More than 6.5 million eligible Israeli voters will head to the ballot box Tuesday to vote in the fourth national election in two years, with Prime Minister Benjamin Netanyahu hoping the country’s turbo vaccination drive will be enough to keep in power.
The country has been mired in an unprecedented cycle of political deadlock for two years, which was exacerbated shortly after last elections in March 2020 with the advent of the coronavirus outbreak.
The virus has battered Israel, with a higher-than-average mortality rate that saw more than 6,000 die of the disease and a shattered economy.
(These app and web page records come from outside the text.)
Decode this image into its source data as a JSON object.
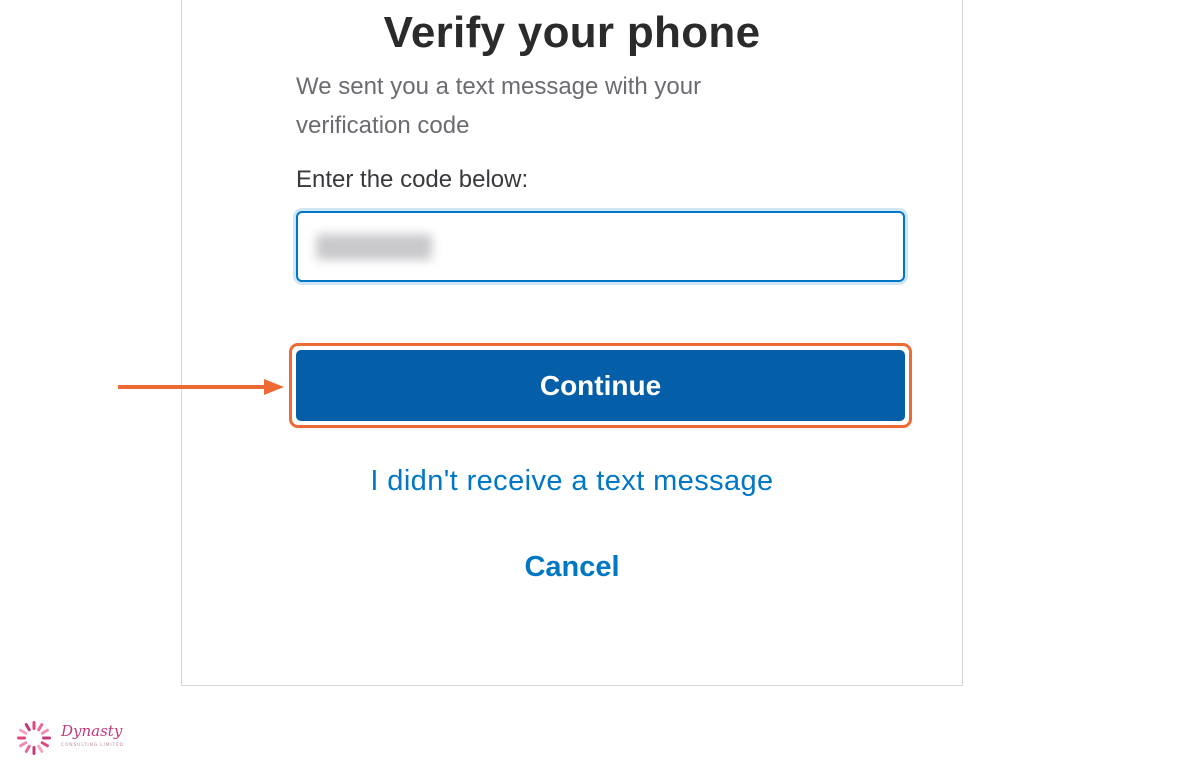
{
  "page": {
    "title": "Verify your phone",
    "subtitle": "We sent you a text message with your verification code",
    "code_label": "Enter the code below:",
    "continue_label": "Continue",
    "no_text_link": "I didn't receive a text message",
    "cancel_label": "Cancel"
  },
  "branding": {
    "logo_text": "Dynasty",
    "logo_subtext": "CONSULTING LIMITED"
  },
  "colors": {
    "primary": "#055fa8",
    "link": "#0077c5",
    "highlight": "#ed6a35",
    "title": "#2b2b2b",
    "logo": "#c23a7a"
  }
}
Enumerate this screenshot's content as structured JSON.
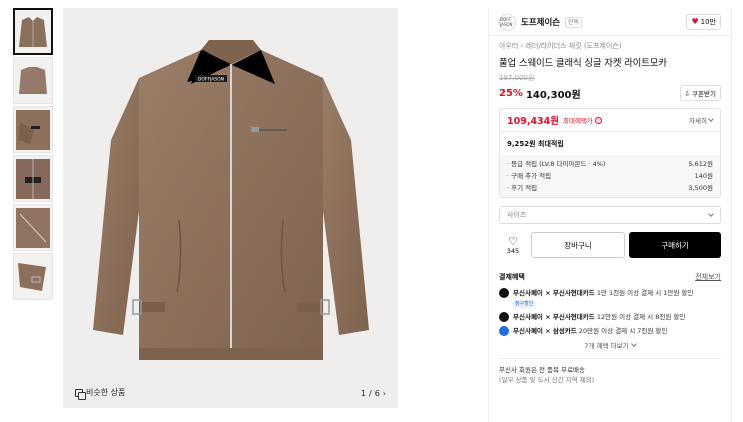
{
  "gallery": {
    "thumbnails": [
      {
        "view": "jacket-front"
      },
      {
        "view": "jacket-back"
      },
      {
        "view": "collar-detail"
      },
      {
        "view": "zip-detail"
      },
      {
        "view": "sleeve-detail"
      },
      {
        "view": "buckle-detail"
      }
    ],
    "main_logo_text": "DOFFJASON",
    "similar_label": "비슷한 상품",
    "pager_current": "1",
    "pager_sep": "/",
    "pager_total": "6"
  },
  "product": {
    "brand_logo_text": "DOFF JASON",
    "brand_name": "도프제이슨",
    "brand_badge": "단독",
    "like_count": "10만",
    "category": "아우터 › 레더/라이더스 재킷 (도프제이슨)",
    "title": "풀업 스웨이드 클래식 싱글 자켓 라이트모카",
    "original_price": "187,000원",
    "discount": "25%",
    "price": "140,300원",
    "coupon_label": "쿠폰받기"
  },
  "benefits": {
    "max_price": "109,434원",
    "max_label": "최대혜택가",
    "detail_label": "자세히",
    "points_head": "9,252원 최대적립",
    "points": [
      {
        "label": "· 등급 적립 (LV.8 다이아몬드 · 4%)",
        "value": "5,612원"
      },
      {
        "label": "· 구매 추가 적립",
        "value": "140원"
      },
      {
        "label": "· 후기 적립",
        "value": "3,500원"
      }
    ]
  },
  "purchase": {
    "size_placeholder": "사이즈",
    "wish_count": "345",
    "cart_label": "장바구니",
    "buy_label": "구매하기"
  },
  "payment": {
    "title": "결제혜택",
    "all_label": "전체보기",
    "items": [
      {
        "brand": "무신사페이 × 무신사현대카드",
        "text": "1만 1천원 이상 결제 시 1만원 할인",
        "badge": "청구할인",
        "color": "#111111"
      },
      {
        "brand": "무신사페이 × 무신사현대카드",
        "text": "12만원 이상 결제 시 8천원 할인",
        "badge": "",
        "color": "#111111"
      },
      {
        "brand": "무신사페이 × 삼성카드",
        "text": "20만원 이상 결제 시 7천원 할인",
        "badge": "",
        "color": "#1e6fe0"
      }
    ],
    "more_label": "7개 혜택 더보기"
  },
  "shipping": {
    "line1": "무신사 회원은 전 품목 무료배송",
    "line2": "(일부 상품 및 도서 산간 지역 제외)"
  }
}
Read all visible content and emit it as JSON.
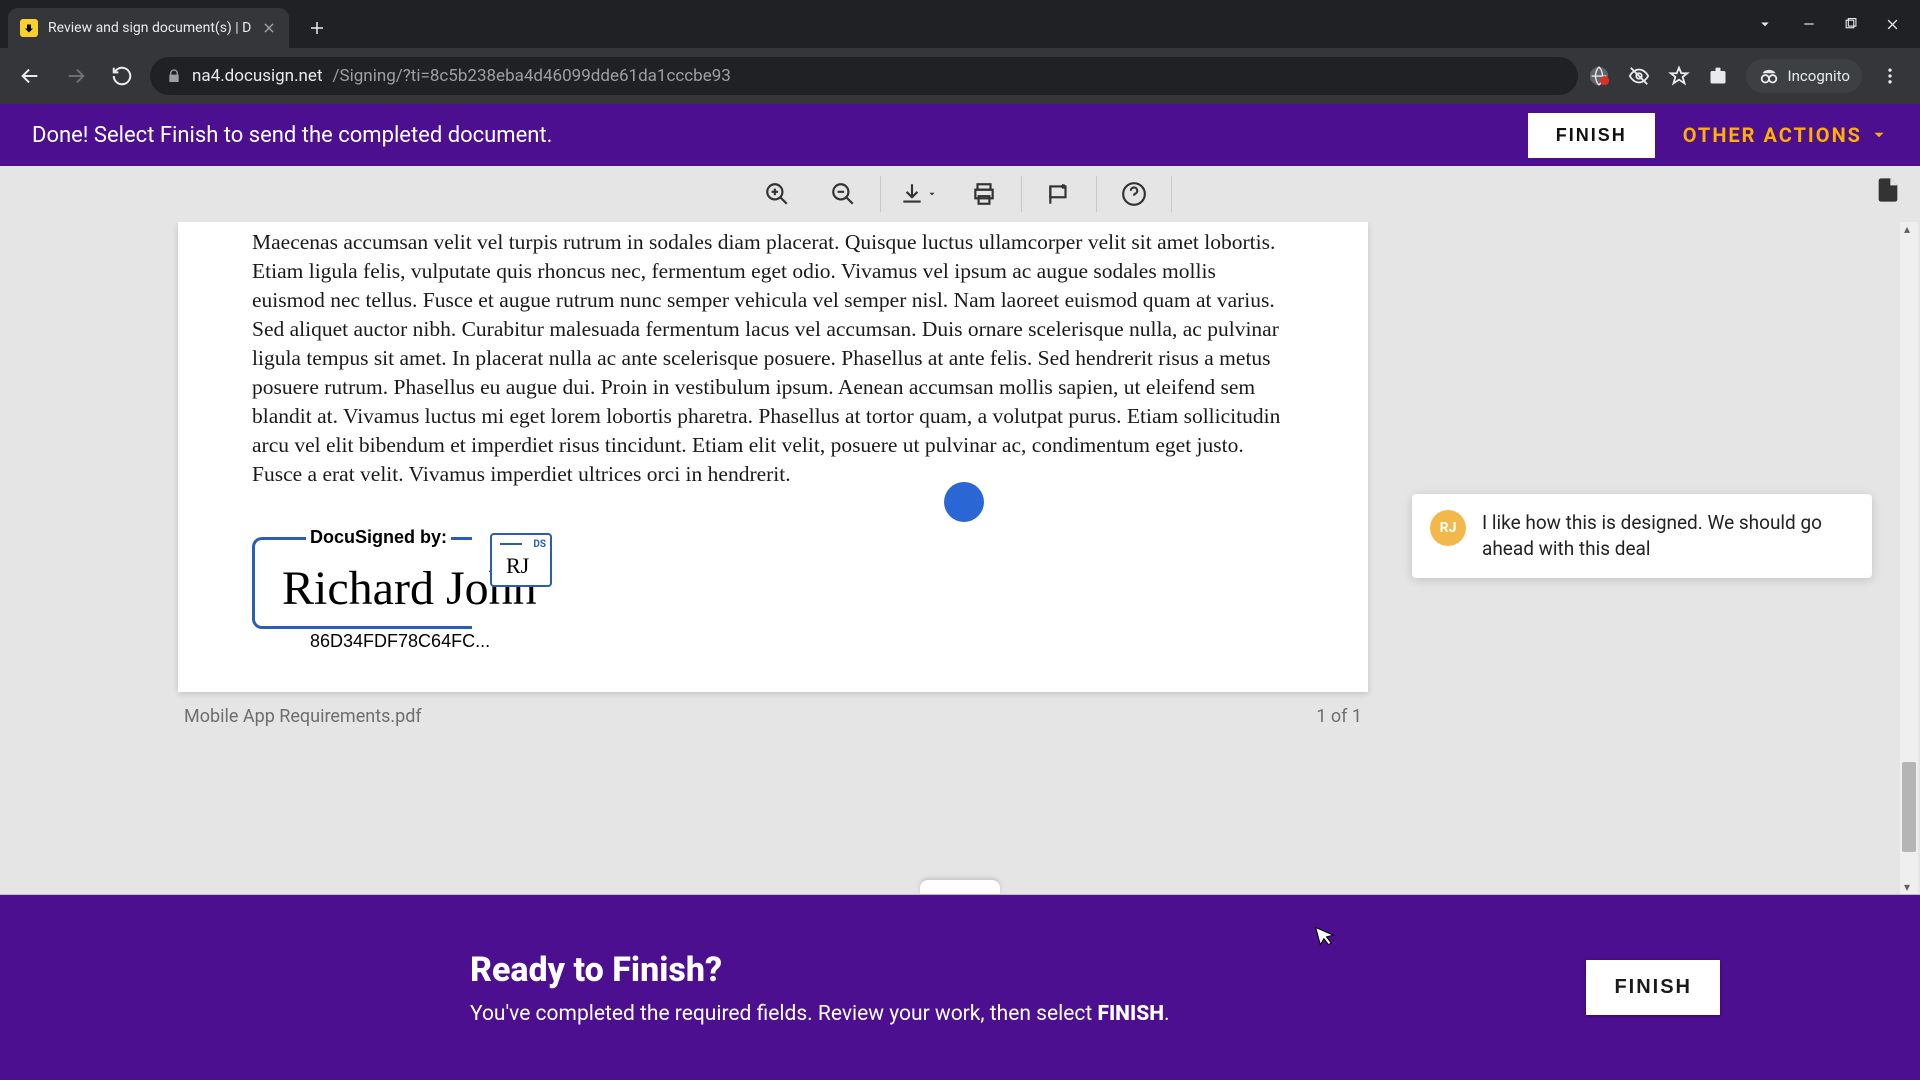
{
  "browser": {
    "tab_title": "Review and sign document(s) | D",
    "url_domain": "na4.docusign.net",
    "url_path": "/Signing/?ti=8c5b238eba4d46099dde61da1cccbe93",
    "incognito_label": "Incognito"
  },
  "header": {
    "message": "Done! Select Finish to send the completed document.",
    "finish_label": "FINISH",
    "other_actions_label": "OTHER ACTIONS"
  },
  "document": {
    "body_text": "Maecenas accumsan velit vel turpis rutrum in sodales diam placerat. Quisque luctus ullamcorper velit sit amet lobortis. Etiam ligula felis, vulputate quis rhoncus nec, fermentum eget odio. Vivamus vel ipsum ac augue sodales mollis euismod nec tellus. Fusce et augue rutrum nunc semper vehicula vel semper nisl. Nam laoreet euismod quam at varius. Sed aliquet auctor nibh. Curabitur malesuada fermentum lacus vel accumsan. Duis ornare scelerisque nulla, ac pulvinar ligula tempus sit amet. In placerat nulla ac ante scelerisque posuere. Phasellus at ante felis. Sed hendrerit risus a metus posuere rutrum. Phasellus eu augue dui. Proin in vestibulum ipsum. Aenean accumsan mollis sapien, ut eleifend sem blandit at. Vivamus luctus mi eget lorem lobortis pharetra. Phasellus at tortor quam, a volutpat purus. Etiam sollicitudin arcu vel elit bibendum et imperdiet risus tincidunt. Etiam elit velit, posuere ut pulvinar ac, condimentum eget justo. Fusce a erat velit. Vivamus imperdiet ultrices orci in hendrerit.",
    "signed_by_label": "DocuSigned by:",
    "signature_name": "Richard John",
    "initials": "RJ",
    "ds_tag": "DS",
    "hash": "86D34FDF78C64FC...",
    "filename": "Mobile App Requirements.pdf",
    "page_indicator": "1 of 1"
  },
  "comment": {
    "avatar_initials": "RJ",
    "text": "I like how this is designed. We should go ahead with this deal"
  },
  "bottom": {
    "heading": "Ready to Finish?",
    "subtext_prefix": "You've completed the required fields. Review your work, then select ",
    "subtext_bold": "FINISH",
    "subtext_suffix": ".",
    "finish_label": "FINISH"
  }
}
Netanyahu is also facing charges of bribery, fraud and breach of trust in three separate investigations against him but the Israeli leader has insisted that he can continue to run the country and stand trial simultaneously.
Tens of thousands of people protested outside the prime minister’s Jerusalem residence on Saturday night, in the biggest anti-Netanyahu protest since the demonstrations began nearly a year ago.
Netanyahu spearheaded Israel’s superspeed vaccination drive, and half of the population have now received both shots of the Pfizer vaccine.
The positivity rate for the virus has dipped below 1.5 percent, the lowest since November.
Netanyahu is banking on the vaccination campaign’s success as well as his success in securing four normalization deals with Arab countries to see him enter his 13th consecutive year as prime minister.